Making a change

Fourth through eighth-grade students showcased their research into social change subjects at the Young Heroes Impact Celebration.

Students shine bright: Students at Stephen Decatur Elementary School collaborated with Alex’s Lemonade Stand to raise money for childhood cancer research. They showcased their efforts at the Young Heroes Impact Celebration. Source: Shira Yudkoff

Temple University’s Liacouras Center last week was packed with individuals showcasing their work to inspire and create social change in the world – and most of those individuals were no older than eighth grade.

The National Liberty Museum hosted it ninth Young Heroes Impact Celebration to highlight the work of students from 18 different schools, including four from the Northeast. The science fair-style presentations covered topics from animal abuse to police brutality.

Fourth- through eighth-graders can participate in the Young Heroes Outreach Program, which allows students to choose a real-world topic they feel passionately about raising awareness and making a change to. The curriculum educates students about the freedoms of the First Amendment and how people use their rights and liberties.

“Going into the schools, particularly when they’re learning the First Amendment rights, and watching them in the classroom, they’re really engaged and paying attention and raising their hands,” said Gwen Borowsky, CEO of National Liberty Museum.

Joseph J. Greenberg Elementary School gave a presentation about child abuse to their fellow students and set up a table at the Mayfair Spring Arts Festival to spread knowledge about signs of child abuse and how to handle possible child abuse situations.

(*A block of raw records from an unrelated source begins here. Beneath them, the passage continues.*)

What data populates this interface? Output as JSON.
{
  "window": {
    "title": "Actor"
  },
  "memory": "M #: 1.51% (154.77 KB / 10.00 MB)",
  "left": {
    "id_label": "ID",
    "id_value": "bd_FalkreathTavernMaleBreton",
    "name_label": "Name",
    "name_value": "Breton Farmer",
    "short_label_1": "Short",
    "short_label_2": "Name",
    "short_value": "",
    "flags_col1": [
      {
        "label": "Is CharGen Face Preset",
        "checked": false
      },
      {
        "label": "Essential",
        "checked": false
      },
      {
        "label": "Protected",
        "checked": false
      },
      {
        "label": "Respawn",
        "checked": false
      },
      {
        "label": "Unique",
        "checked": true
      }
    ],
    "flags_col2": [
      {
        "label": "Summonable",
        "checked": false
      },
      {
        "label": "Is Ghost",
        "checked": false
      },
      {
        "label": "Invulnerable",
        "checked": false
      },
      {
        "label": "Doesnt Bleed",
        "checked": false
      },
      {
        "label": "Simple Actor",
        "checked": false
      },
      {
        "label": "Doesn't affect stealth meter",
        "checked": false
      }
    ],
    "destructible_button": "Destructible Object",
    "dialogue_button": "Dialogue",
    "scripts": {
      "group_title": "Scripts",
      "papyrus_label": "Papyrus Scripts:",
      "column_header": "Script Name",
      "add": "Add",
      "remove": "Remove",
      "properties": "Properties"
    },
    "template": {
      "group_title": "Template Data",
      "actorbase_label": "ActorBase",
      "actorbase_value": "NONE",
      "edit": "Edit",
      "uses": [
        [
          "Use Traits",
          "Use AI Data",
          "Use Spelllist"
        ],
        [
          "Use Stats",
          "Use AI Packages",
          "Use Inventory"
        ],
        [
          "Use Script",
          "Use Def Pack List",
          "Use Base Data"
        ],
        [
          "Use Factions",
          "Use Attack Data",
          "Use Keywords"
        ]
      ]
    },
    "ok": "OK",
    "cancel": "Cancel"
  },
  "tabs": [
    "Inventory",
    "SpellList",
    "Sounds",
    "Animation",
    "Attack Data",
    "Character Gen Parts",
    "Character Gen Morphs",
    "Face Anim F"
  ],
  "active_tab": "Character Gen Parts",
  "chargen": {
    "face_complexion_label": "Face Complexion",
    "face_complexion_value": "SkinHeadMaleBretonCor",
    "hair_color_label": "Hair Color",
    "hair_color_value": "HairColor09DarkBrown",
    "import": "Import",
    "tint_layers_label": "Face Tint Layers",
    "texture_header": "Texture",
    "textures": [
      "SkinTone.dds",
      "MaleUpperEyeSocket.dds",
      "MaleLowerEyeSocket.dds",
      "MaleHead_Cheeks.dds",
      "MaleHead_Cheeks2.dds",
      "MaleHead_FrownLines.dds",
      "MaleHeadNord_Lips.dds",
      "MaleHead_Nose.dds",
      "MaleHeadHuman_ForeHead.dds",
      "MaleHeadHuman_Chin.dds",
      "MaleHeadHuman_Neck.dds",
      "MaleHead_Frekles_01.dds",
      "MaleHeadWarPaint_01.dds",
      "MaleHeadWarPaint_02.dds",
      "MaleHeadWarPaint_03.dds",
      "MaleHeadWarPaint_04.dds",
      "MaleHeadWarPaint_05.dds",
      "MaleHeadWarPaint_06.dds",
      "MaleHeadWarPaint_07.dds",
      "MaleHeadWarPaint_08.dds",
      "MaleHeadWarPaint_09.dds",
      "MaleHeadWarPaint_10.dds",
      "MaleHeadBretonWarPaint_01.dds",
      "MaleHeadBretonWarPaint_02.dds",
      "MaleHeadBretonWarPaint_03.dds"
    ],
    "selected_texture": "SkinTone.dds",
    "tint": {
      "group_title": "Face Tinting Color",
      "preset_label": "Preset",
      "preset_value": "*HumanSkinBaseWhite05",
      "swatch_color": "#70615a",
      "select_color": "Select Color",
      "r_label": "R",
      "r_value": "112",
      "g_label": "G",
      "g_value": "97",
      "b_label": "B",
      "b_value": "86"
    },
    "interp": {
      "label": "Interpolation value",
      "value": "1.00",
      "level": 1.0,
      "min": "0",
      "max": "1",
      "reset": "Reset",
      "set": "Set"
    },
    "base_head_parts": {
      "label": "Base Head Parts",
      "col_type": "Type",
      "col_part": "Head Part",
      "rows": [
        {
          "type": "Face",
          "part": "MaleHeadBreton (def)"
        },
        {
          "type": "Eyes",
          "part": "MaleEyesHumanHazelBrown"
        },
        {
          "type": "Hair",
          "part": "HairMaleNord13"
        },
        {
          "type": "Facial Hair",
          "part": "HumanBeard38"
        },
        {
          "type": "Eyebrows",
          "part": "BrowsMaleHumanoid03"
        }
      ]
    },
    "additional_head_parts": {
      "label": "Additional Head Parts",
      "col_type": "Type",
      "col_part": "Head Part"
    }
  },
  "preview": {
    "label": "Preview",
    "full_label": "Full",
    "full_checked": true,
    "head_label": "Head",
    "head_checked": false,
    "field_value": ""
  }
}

Fifth-grade students at Solis-Cohen Elementary organized a Walk Against Bullying to raise money for PACER’s National Bullying Prevention Center, while also educating fellow students what consequences bullying could have at an assembly.

Animal cruelty was the topic of conversation at St. Christopher Catholic School. Focusing on dog fighting and puppy mills, they coordinated a school-wide drive to benefit the PSPCA and organized a school assembly.

Fifth-grade students at Stephen Decatur Elementary School collaborated with Alex’s Lemonade Stand to raise money for childhood cancer research while they studied child health and wellness. They also donated bags filled with coloring supplies, books and notes of support for cancer patients at CHOP.

The program is offered to schools for free and is sponsored by companies including The Allstate Foundation, PECO, Ernst & Young, the Philadelphia Foundation, Tozour Energy Systems and Republic Bank.